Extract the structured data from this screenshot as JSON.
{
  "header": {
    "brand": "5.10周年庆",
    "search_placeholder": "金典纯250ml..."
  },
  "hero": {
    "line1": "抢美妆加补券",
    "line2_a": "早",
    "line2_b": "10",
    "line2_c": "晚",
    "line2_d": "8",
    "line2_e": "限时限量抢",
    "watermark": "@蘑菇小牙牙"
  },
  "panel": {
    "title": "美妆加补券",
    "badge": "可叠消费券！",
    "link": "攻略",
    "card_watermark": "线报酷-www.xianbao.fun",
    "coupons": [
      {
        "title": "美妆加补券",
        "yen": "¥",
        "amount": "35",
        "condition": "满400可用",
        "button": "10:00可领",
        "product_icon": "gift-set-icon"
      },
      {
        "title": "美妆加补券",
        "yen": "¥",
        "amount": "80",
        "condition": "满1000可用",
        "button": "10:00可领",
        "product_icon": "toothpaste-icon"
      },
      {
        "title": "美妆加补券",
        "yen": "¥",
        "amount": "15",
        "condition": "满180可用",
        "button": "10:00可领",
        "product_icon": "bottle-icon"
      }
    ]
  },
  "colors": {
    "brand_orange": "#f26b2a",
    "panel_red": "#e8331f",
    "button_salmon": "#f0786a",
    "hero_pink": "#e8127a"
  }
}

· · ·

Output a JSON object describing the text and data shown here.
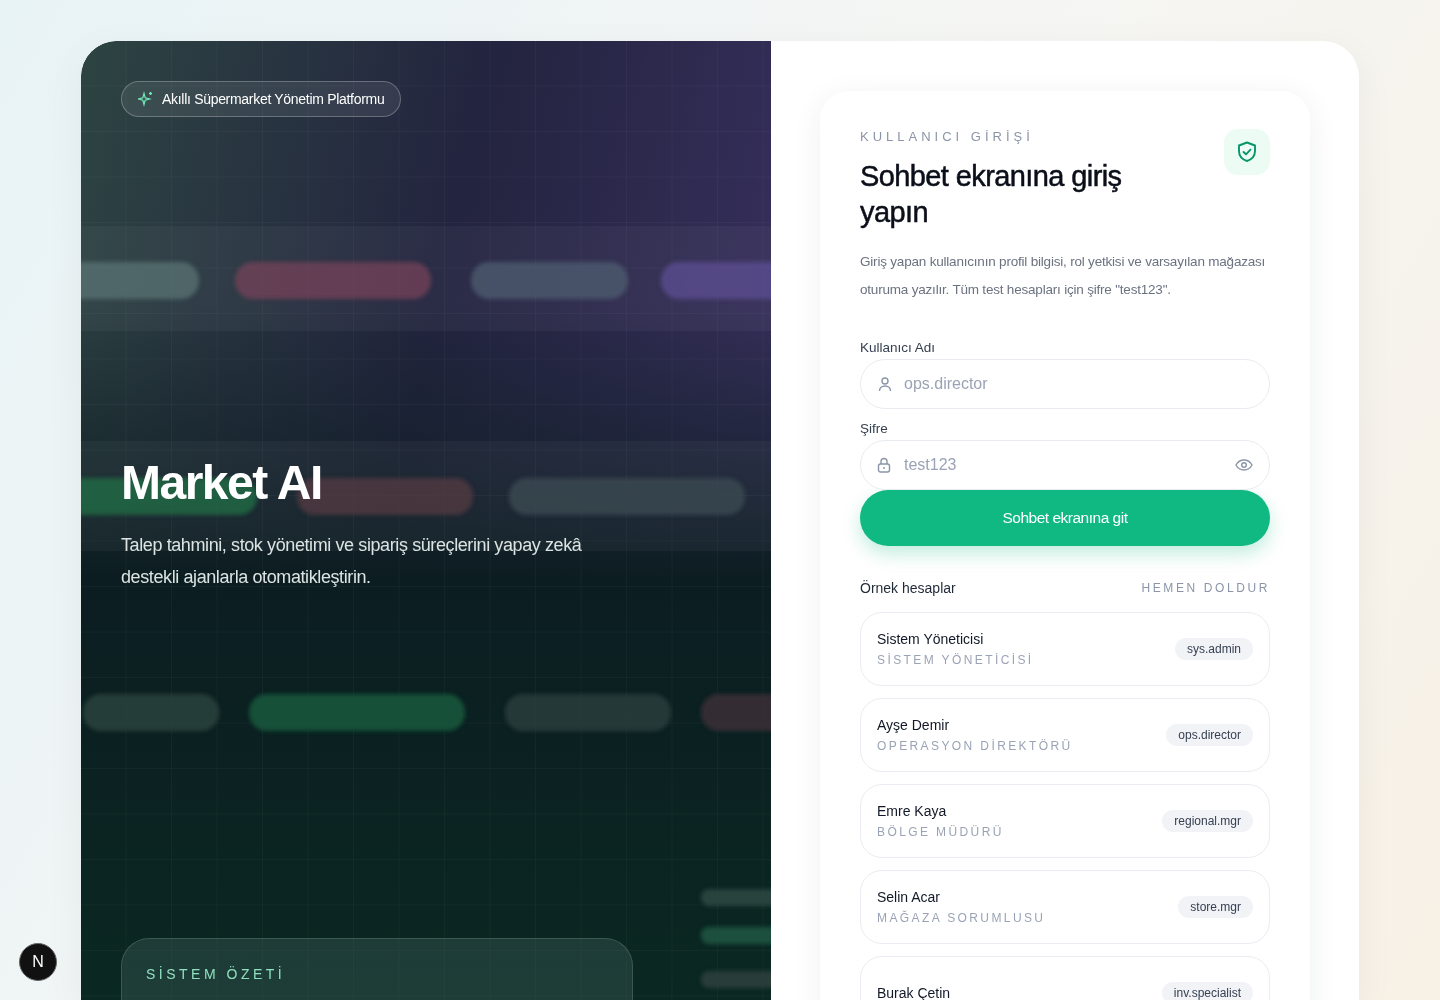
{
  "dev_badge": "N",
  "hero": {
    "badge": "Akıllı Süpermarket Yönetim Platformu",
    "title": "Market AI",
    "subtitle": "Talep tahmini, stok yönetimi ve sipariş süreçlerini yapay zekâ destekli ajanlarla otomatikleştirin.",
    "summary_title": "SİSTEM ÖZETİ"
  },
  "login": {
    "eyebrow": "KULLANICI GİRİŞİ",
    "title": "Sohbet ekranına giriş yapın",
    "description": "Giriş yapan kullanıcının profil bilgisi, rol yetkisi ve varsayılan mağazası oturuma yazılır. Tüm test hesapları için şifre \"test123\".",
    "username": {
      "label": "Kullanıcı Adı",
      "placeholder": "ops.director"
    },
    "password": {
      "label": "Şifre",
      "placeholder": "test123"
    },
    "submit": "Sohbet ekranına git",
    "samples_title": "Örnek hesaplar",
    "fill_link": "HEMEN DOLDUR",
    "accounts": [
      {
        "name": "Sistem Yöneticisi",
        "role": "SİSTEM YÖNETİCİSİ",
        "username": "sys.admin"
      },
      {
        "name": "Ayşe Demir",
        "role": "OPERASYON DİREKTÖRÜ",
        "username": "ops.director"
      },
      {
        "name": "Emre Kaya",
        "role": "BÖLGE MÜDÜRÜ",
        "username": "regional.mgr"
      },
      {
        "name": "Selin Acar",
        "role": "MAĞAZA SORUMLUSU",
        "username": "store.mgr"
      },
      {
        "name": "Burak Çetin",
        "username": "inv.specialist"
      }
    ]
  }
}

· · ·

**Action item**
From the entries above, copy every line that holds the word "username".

**Completed task**
    "username": {
        "username": "sys.admin"
        "username": "ops.director"
        "username": "regional.mgr"
        "username": "store.mgr"
        "username": "inv.specialist"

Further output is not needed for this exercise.